The guidelines ­represent a major paradigm shift. They move away from what rheumatologist Jon T. Giles, MD, assistant professor of medicine at Columbia University, calls “an overly narrow focus on LDL [“bad” cholesterol] cut-points for treatment” and instead focus on a person’s overall risk for developing cardiovascular disease (CVD) during the next 10 years. An online calculator that computes CVD risk considers factors such as age, gender, blood pressure, the presence of diabetes and smoking status, in addition to cholesterol levels.

As a result of the new guidelines, some people with moderately high cholesterol but no other CVD risk factors could be taken off their statin, while other people, including those whose cholesterol levels are not especially high, could be put on one, or put on a higher dose.

If you have osteoarthritis (OA), you may be more likely than before to be handed a prescription, says David Pisetsky, MD, professor of medicine at Duke University. That’s because people with OA tend to also have traditional CVD risk factors, such as being older and being overweight, he explains.

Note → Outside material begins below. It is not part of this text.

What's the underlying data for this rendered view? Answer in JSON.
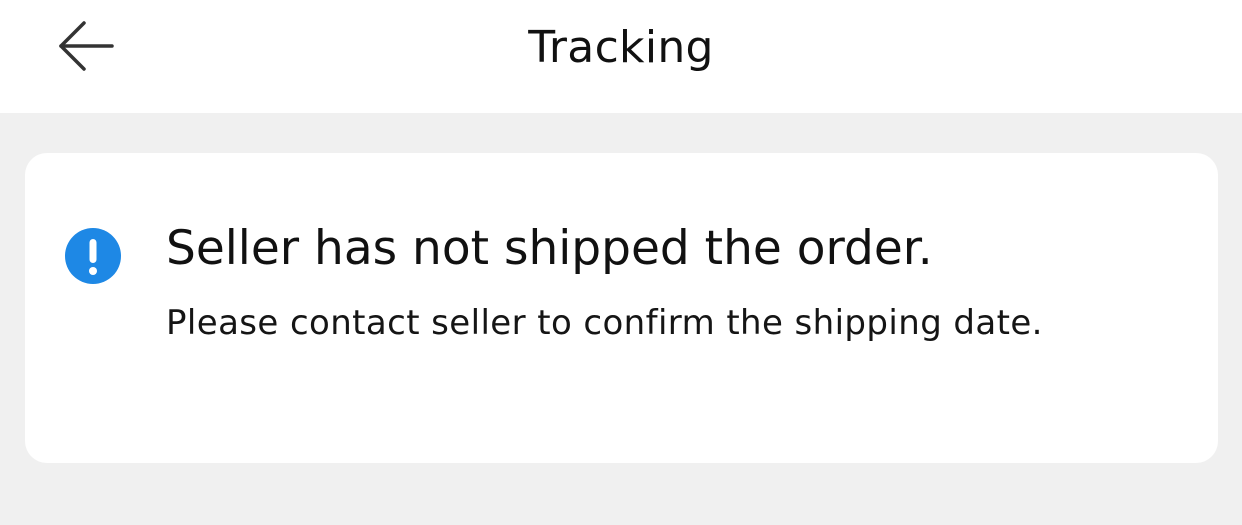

But what the calculator doesn’t take into account are inflammatory types of arthritis, such as rheumatoid arthritis (RA), psoriatic arthritis and ankylosing spondylitis. “People with RA, and likely those with other forms of inflammatory arthritis, are indeed at higher risk for CVD events and death from CVD. They also have poorer outcomes when treated for CVD events,” Dr. Giles says.

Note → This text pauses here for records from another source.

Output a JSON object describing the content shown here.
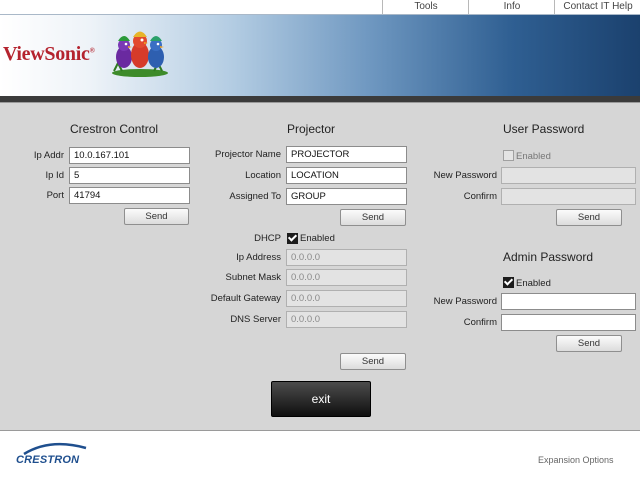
{
  "nav": {
    "tools": "Tools",
    "info": "Info",
    "help": "Contact IT Help"
  },
  "brand": {
    "logo_text": "ViewSonic",
    "reg": "®",
    "footer_logo": "CRESTRON"
  },
  "crestron_control": {
    "title": "Crestron Control",
    "ip_addr_label": "Ip Addr",
    "ip_addr": "10.0.167.101",
    "ip_id_label": "Ip Id",
    "ip_id": "5",
    "port_label": "Port",
    "port": "41794",
    "send": "Send"
  },
  "projector": {
    "title": "Projector",
    "name_label": "Projector Name",
    "name": "PROJECTOR",
    "location_label": "Location",
    "location": "LOCATION",
    "assigned_label": "Assigned To",
    "assigned": "GROUP",
    "send": "Send",
    "dhcp_label": "DHCP",
    "dhcp_enabled": "Enabled",
    "ip_label": "Ip Address",
    "ip": "0.0.0.0",
    "subnet_label": "Subnet Mask",
    "subnet": "0.0.0.0",
    "gateway_label": "Default Gateway",
    "gateway": "0.0.0.0",
    "dns_label": "DNS Server",
    "dns": "0.0.0.0",
    "send2": "Send"
  },
  "user_password": {
    "title": "User Password",
    "enabled": "Enabled",
    "new_label": "New Password",
    "confirm_label": "Confirm",
    "send": "Send"
  },
  "admin_password": {
    "title": "Admin Password",
    "enabled": "Enabled",
    "new_label": "New Password",
    "confirm_label": "Confirm",
    "send": "Send"
  },
  "exit": "exit",
  "footer": {
    "expansion": "Expansion Options"
  },
  "colors": {
    "brand_red": "#b4232e",
    "banner_dark": "#1b416e",
    "panel": "#d6d6d6",
    "crestron_blue": "#1f4f8e"
  },
  "icons": {
    "logo_birds": "viewsonic-birds-icon",
    "crestron_swoosh": "crestron-swoosh-icon"
  }
}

The reasons inflammatory arthritis puts people at increased CVD risk are complicated, but one of them is the fact that their cholesterol is likely to be oxidized, says Dr. Pisetsky. Oxidization, a process likened to rusting, makes cholesterol molecules more prone to invade artery walls, where they cause the most harm.

In addition, he says, these patients’ HDL, or “good” cholesterol, tends to become pro-inflammatory (causing inflammation) instead of anti-inflammatory. Inflammation is thought to play a role in heart attacks and strokes. Statins, which lower cholesterol, also help fight inflammation.